But so were what seemed to be hundreds of people, pressed into the small gallery. As much as I wanted to see the items, it was just too much. A cursory run by the objects and I was out of there. The exhibit runs to the end of this month, so I’m hoping to have a chance to go back again, when the rest of the world isn’t there.
By the time we got back out, the street, too, had become packed with people. I am not a fan of crowds, so Patricia and I made a beeline out of there and to one of our favorite restaurants, about two blocks away. It’s called Coco Sala and almost every dish contains cocoa. No hot toddies but a cup of hot dark chocolate with orangerie whiskey was there to warm us right up.
If you’re into the fascinating but morbid, unlikely places hold other Lincoln assassination objects. The bullet that killed him, bits of his skull and the blood stained cuffs of a doctor’s shirt sleeves are on display at the National Museum of Health and Medicine in Silver Spring, Maryland. A spur that John Wilkes Booth lost when it tangled with a flag on his leap out of the presidential box is a the United States Naval Academy Museum in Annapolis.
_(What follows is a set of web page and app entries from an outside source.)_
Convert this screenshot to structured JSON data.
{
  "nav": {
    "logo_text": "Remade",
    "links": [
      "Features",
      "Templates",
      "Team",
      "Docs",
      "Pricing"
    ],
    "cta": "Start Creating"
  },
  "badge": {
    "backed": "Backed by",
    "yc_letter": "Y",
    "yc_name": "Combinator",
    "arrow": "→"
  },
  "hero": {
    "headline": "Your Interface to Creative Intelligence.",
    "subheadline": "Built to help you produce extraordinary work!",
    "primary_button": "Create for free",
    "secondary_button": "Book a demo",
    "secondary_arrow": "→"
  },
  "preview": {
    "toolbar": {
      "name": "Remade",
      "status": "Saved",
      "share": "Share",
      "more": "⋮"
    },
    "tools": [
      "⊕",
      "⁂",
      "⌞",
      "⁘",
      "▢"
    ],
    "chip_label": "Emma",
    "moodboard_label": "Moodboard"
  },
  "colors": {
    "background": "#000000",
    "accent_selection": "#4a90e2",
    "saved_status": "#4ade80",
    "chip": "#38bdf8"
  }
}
And a piece of John Wilkes Booth’s cervical vertebrae is at the Mutter Museum in Philadelphia.